#### [TASK DETAILS]
Each entry needs to be duplicated exactly.

#### [RECORDS PROVIDED]
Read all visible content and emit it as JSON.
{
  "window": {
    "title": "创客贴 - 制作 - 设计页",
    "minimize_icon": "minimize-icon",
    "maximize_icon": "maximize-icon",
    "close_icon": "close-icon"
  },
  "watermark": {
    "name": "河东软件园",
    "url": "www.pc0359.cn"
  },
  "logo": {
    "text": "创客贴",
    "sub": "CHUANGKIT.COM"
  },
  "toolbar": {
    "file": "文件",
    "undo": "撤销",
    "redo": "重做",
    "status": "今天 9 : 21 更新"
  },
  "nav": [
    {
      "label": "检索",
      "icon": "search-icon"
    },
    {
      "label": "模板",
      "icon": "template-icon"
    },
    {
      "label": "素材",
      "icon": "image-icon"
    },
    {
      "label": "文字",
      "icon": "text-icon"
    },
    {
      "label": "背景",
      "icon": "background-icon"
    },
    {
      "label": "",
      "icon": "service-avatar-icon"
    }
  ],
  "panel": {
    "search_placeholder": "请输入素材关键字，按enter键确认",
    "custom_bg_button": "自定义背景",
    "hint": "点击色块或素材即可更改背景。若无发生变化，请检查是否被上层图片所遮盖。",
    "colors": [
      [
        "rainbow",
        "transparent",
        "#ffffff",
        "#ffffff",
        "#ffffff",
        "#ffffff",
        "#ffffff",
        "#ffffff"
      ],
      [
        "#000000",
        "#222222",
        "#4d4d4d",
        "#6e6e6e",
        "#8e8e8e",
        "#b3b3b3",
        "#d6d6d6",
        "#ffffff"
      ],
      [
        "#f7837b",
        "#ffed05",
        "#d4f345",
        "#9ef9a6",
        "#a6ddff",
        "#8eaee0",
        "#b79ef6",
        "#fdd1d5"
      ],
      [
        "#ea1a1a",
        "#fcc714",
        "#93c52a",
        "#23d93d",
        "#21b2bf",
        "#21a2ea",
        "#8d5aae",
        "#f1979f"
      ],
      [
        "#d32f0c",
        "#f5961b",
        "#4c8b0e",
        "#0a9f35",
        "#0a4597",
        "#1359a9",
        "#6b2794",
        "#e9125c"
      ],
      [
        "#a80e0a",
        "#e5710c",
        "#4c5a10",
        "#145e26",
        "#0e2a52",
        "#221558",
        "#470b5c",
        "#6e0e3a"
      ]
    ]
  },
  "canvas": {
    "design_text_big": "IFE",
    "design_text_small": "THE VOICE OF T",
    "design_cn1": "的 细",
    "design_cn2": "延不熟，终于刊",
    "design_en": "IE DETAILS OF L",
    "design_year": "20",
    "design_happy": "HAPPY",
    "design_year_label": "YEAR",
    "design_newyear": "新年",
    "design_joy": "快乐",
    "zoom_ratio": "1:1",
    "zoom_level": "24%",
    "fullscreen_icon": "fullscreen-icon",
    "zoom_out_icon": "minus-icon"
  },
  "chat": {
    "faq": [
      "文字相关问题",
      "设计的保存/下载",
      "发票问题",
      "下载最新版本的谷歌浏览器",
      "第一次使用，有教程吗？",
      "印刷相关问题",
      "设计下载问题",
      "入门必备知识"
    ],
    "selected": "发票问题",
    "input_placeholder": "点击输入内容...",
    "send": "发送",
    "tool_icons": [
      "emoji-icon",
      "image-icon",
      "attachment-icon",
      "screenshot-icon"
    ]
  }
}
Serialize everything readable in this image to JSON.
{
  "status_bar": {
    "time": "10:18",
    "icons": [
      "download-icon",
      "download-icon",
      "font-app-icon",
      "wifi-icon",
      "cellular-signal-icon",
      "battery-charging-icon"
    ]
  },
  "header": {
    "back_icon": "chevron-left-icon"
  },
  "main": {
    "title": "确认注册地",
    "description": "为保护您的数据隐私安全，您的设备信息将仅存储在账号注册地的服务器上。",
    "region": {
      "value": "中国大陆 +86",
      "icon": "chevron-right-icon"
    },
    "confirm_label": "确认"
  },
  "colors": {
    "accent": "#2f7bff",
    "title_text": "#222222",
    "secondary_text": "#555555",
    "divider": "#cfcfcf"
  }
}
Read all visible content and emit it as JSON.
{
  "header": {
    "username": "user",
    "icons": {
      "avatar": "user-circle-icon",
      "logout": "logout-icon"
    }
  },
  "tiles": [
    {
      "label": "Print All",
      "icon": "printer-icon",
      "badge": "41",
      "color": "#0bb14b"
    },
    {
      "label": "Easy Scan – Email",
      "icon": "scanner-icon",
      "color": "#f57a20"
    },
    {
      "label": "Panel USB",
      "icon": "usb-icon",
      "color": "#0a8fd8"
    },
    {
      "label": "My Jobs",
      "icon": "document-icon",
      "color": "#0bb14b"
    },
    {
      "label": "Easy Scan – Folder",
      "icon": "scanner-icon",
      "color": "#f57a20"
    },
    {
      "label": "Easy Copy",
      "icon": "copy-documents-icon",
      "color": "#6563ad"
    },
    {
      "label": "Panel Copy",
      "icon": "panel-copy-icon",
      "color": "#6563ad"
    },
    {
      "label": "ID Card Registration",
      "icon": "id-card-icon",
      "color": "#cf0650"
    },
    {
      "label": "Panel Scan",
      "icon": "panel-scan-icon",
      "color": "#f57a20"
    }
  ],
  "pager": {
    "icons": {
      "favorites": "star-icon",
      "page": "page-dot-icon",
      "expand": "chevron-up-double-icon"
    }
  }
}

#### [THE COMPLETED TASK]
Read all visible content and emit it as JSON.
{
  "window": {
    "title": "创客贴 - 制作 - 设计页",
    "minimize_icon": "minimize-icon",
    "maximize_icon": "maximize-icon",
    "close_icon": "close-icon"
  },
  "watermark": {
    "name": "河东软件园",
    "url": "www.pc0359.cn"
  },
  "logo": {
    "text": "创客贴",
    "sub": "CHUANGKIT.COM"
  },
  "toolbar": {
    "file": "文件",
    "undo": "撤销",
    "redo": "重做",
    "status": "今天 9 : 21 更新"
  },
  "nav": [
    {
      "label": "检索",
      "icon": "search-icon"
    },
    {
      "label": "模板",
      "icon": "template-icon"
    },
    {
      "label": "素材",
      "icon": "image-icon"
    },
    {
      "label": "文字",
      "icon": "text-icon"
    },
    {
      "label": "背景",
      "icon": "background-icon"
    },
    {
      "label": "",
      "icon": "service-avatar-icon"
    }
  ],
  "panel": {
    "search_placeholder": "请输入素材关键字，按enter键确认",
    "custom_bg_button": "自定义背景",
    "hint": "点击色块或素材即可更改背景。若无发生变化，请检查是否被上层图片所遮盖。",
    "colors": [
      [
        "rainbow",
        "transparent",
        "#ffffff",
        "#ffffff",
        "#ffffff",
        "#ffffff",
        "#ffffff",
        "#ffffff"
      ],
      [
        "#000000",
        "#222222",
        "#4d4d4d",
        "#6e6e6e",
        "#8e8e8e",
        "#b3b3b3",
        "#d6d6d6",
        "#ffffff"
      ],
      [
        "#f7837b",
        "#ffed05",
        "#d4f345",
        "#9ef9a6",
        "#a6ddff",
        "#8eaee0",
        "#b79ef6",
        "#fdd1d5"
      ],
      [
        "#ea1a1a",
        "#fcc714",
        "#93c52a",
        "#23d93d",
        "#21b2bf",
        "#21a2ea",
        "#8d5aae",
        "#f1979f"
      ],
      [
        "#d32f0c",
        "#f5961b",
        "#4c8b0e",
        "#0a9f35",
        "#0a4597",
        "#1359a9",
        "#6b2794",
        "#e9125c"
      ],
      [
        "#a80e0a",
        "#e5710c",
        "#4c5a10",
        "#145e26",
        "#0e2a52",
        "#221558",
        "#470b5c",
        "#6e0e3a"
      ]
    ]
  },
  "canvas": {
    "design_text_big": "IFE",
    "design_text_small": "THE VOICE OF T",
    "design_cn1": "的 细",
    "design_cn2": "延不熟，终于刊",
    "design_en": "IE DETAILS OF L",
    "design_year": "20",
    "design_happy": "HAPPY",
    "design_year_label": "YEAR",
    "design_newyear": "新年",
    "design_joy": "快乐",
    "zoom_ratio": "1:1",
    "zoom_level": "24%",
    "fullscreen_icon": "fullscreen-icon",
    "zoom_out_icon": "minus-icon"
  },
  "chat": {
    "faq": [
      "文字相关问题",
      "设计的保存/下载",
      "发票问题",
      "下载最新版本的谷歌浏览器",
      "第一次使用，有教程吗？",
      "印刷相关问题",
      "设计下载问题",
      "入门必备知识"
    ],
    "selected": "发票问题",
    "input_placeholder": "点击输入内容...",
    "send": "发送",
    "tool_icons": [
      "emoji-icon",
      "image-icon",
      "attachment-icon",
      "screenshot-icon"
    ]
  }
}
Serialize everything readable in this image to JSON.
{
  "status_bar": {
    "time": "10:18",
    "icons": [
      "download-icon",
      "download-icon",
      "font-app-icon",
      "wifi-icon",
      "cellular-signal-icon",
      "battery-charging-icon"
    ]
  },
  "header": {
    "back_icon": "chevron-left-icon"
  },
  "main": {
    "title": "确认注册地",
    "description": "为保护您的数据隐私安全，您的设备信息将仅存储在账号注册地的服务器上。",
    "region": {
      "value": "中国大陆 +86",
      "icon": "chevron-right-icon"
    },
    "confirm_label": "确认"
  },
  "colors": {
    "accent": "#2f7bff",
    "title_text": "#222222",
    "secondary_text": "#555555",
    "divider": "#cfcfcf"
  }
}
Read all visible content and emit it as JSON.
{
  "header": {
    "username": "user",
    "icons": {
      "avatar": "user-circle-icon",
      "logout": "logout-icon"
    }
  },
  "tiles": [
    {
      "label": "Print All",
      "icon": "printer-icon",
      "badge": "41",
      "color": "#0bb14b"
    },
    {
      "label": "Easy Scan – Email",
      "icon": "scanner-icon",
      "color": "#f57a20"
    },
    {
      "label": "Panel USB",
      "icon": "usb-icon",
      "color": "#0a8fd8"
    },
    {
      "label": "My Jobs",
      "icon": "document-icon",
      "color": "#0bb14b"
    },
    {
      "label": "Easy Scan – Folder",
      "icon": "scanner-icon",
      "color": "#f57a20"
    },
    {
      "label": "Easy Copy",
      "icon": "copy-documents-icon",
      "color": "#6563ad"
    },
    {
      "label": "Panel Copy",
      "icon": "panel-copy-icon",
      "color": "#6563ad"
    },
    {
      "label": "ID Card Registration",
      "icon": "id-card-icon",
      "color": "#cf0650"
    },
    {
      "label": "Panel Scan",
      "icon": "panel-scan-icon",
      "color": "#f57a20"
    }
  ],
  "pager": {
    "icons": {
      "favorites": "star-icon",
      "page": "page-dot-icon",
      "expand": "chevron-up-double-icon"
    }
  }
}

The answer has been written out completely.